▶ WORK TASK: Each line of the data below that holds the word "Miskovic" is to be reported in full.

▶ EXTRACTED MATERIAL:

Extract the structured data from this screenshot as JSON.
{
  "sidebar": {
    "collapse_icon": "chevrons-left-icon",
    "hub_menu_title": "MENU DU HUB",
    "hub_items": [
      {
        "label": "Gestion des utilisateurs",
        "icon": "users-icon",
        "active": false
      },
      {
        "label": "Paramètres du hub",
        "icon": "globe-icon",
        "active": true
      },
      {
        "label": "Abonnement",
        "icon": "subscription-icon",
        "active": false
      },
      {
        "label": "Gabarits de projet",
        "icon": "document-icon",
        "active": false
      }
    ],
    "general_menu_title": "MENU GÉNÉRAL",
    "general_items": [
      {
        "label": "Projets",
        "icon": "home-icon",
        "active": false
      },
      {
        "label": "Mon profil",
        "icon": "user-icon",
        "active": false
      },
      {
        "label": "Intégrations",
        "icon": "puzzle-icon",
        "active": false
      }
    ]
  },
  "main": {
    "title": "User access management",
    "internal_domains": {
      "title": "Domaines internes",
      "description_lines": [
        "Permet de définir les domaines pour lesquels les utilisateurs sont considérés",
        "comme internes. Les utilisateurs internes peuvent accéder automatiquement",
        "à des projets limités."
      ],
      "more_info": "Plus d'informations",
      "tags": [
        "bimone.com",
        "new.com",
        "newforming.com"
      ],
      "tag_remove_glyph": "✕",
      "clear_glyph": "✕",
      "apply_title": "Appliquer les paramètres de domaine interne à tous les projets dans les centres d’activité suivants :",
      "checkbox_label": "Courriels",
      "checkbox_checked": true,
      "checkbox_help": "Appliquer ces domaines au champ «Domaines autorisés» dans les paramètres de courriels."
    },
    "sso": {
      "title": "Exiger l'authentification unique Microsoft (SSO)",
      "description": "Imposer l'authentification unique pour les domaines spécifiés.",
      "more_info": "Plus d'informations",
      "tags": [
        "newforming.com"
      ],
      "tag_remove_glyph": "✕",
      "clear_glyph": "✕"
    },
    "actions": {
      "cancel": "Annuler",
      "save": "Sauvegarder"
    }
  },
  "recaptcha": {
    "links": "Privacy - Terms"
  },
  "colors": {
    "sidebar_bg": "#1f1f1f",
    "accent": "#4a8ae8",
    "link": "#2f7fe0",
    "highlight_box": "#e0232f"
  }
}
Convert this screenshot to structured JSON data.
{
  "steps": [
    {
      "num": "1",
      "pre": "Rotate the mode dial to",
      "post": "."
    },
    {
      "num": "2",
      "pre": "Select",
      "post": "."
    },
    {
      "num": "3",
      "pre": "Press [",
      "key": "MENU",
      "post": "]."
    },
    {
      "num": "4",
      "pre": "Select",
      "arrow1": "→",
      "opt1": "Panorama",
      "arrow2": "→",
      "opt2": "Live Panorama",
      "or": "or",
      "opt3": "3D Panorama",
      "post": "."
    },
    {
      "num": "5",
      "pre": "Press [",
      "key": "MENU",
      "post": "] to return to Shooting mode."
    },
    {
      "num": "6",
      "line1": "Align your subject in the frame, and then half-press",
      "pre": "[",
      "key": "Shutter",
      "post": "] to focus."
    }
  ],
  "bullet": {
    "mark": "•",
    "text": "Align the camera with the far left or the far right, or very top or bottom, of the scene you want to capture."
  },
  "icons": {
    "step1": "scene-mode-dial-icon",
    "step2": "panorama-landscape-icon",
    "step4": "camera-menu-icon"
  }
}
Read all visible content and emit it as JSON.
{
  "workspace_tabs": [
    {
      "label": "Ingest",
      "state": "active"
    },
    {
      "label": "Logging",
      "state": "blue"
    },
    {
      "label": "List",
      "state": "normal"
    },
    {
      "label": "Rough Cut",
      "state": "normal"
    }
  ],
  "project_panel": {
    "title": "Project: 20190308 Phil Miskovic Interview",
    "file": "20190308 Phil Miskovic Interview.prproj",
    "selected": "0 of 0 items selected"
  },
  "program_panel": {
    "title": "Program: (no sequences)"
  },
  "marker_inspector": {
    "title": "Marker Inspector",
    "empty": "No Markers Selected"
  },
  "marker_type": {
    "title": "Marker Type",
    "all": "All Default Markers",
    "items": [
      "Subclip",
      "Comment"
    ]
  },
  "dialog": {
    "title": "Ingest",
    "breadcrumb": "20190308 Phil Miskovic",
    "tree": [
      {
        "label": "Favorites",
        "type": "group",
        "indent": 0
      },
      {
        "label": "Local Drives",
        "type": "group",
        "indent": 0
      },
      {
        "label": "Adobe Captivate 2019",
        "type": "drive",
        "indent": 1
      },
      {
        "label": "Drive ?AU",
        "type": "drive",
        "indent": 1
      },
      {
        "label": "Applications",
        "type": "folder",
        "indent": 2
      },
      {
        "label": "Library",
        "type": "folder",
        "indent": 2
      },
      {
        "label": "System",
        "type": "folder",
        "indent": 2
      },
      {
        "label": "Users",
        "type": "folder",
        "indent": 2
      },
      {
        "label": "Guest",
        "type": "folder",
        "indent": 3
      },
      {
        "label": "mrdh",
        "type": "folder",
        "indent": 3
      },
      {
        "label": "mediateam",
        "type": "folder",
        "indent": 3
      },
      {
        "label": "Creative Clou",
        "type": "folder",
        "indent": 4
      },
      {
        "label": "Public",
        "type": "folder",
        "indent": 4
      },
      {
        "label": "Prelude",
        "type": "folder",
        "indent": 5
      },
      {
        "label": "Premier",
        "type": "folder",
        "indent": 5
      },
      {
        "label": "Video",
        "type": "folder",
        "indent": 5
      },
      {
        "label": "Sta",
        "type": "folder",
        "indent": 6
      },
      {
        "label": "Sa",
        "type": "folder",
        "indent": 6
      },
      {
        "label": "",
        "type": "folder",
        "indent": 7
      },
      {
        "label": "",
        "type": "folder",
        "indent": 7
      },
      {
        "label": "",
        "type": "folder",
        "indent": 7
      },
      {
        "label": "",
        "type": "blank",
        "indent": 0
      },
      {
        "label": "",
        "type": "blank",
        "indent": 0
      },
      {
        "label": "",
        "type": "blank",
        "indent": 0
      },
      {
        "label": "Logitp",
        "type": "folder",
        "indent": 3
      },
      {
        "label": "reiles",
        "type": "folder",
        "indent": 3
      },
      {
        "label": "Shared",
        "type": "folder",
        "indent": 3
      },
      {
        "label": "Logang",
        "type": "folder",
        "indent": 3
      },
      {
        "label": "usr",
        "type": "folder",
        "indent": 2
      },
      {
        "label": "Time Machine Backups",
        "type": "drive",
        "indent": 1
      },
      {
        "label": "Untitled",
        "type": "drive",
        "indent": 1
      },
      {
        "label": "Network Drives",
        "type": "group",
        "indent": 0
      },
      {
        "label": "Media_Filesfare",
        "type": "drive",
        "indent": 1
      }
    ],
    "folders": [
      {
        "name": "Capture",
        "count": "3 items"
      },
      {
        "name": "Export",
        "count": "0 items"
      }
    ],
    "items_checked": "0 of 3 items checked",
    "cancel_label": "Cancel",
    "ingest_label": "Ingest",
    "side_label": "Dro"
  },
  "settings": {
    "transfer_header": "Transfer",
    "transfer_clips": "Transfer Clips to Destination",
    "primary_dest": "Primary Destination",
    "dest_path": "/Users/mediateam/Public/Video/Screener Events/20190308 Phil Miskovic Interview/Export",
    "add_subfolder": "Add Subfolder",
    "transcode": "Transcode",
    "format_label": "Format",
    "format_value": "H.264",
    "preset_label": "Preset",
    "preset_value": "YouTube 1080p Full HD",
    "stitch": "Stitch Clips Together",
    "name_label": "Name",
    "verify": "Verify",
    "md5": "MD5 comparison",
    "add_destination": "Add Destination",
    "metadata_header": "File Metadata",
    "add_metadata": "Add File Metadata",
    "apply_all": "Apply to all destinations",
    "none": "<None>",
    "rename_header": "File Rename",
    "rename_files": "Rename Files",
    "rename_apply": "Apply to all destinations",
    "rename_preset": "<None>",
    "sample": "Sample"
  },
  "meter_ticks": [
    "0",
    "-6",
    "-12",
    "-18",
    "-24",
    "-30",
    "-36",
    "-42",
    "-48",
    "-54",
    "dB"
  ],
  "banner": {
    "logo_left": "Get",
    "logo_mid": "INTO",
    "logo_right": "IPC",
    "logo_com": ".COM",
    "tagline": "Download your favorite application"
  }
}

▶ TASK ANSWER:
    "title": "Project: 20190308 Phil Miskovic Interview",
    "file": "20190308 Phil Miskovic Interview.prproj",
    "breadcrumb": "20190308 Phil Miskovic",
    "dest_path": "/Users/mediateam/Public/Video/Screener Events/20190308 Phil Miskovic Interview/Export",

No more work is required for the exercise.